### AIM OF THE EXERCISE
Only lines with the string "LANSDOWNE" are wanted. Pull them out of the data.

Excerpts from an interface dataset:
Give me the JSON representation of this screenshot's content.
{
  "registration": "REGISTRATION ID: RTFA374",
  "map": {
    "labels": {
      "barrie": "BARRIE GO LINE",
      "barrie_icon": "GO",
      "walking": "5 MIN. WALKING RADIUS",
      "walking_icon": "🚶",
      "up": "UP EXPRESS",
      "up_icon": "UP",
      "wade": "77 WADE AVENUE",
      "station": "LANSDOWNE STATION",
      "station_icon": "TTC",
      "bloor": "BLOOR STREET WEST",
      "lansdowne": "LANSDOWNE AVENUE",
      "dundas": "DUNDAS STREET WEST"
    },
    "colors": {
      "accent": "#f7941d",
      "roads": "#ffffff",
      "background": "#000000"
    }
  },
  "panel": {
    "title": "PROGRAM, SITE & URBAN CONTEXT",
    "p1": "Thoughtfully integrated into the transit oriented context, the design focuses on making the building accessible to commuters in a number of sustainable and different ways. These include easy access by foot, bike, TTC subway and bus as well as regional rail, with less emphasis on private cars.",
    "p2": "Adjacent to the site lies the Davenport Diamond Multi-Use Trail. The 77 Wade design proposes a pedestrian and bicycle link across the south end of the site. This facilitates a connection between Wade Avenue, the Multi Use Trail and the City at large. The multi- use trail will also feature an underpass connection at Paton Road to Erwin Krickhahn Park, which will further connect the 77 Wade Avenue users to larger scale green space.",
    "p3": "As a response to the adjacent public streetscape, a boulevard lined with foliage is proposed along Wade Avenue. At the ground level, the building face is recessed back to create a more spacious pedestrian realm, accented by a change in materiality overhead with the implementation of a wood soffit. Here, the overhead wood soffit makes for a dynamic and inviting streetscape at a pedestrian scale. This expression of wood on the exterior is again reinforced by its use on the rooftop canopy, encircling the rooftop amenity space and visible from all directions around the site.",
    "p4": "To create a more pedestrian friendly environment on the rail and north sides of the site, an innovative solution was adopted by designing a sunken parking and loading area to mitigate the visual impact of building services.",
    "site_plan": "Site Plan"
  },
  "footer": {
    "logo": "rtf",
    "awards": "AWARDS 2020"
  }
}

### RESULT FOR THIS EXERCISE
      "station": "LANSDOWNE STATION",
      "lansdowne": "LANSDOWNE AVENUE",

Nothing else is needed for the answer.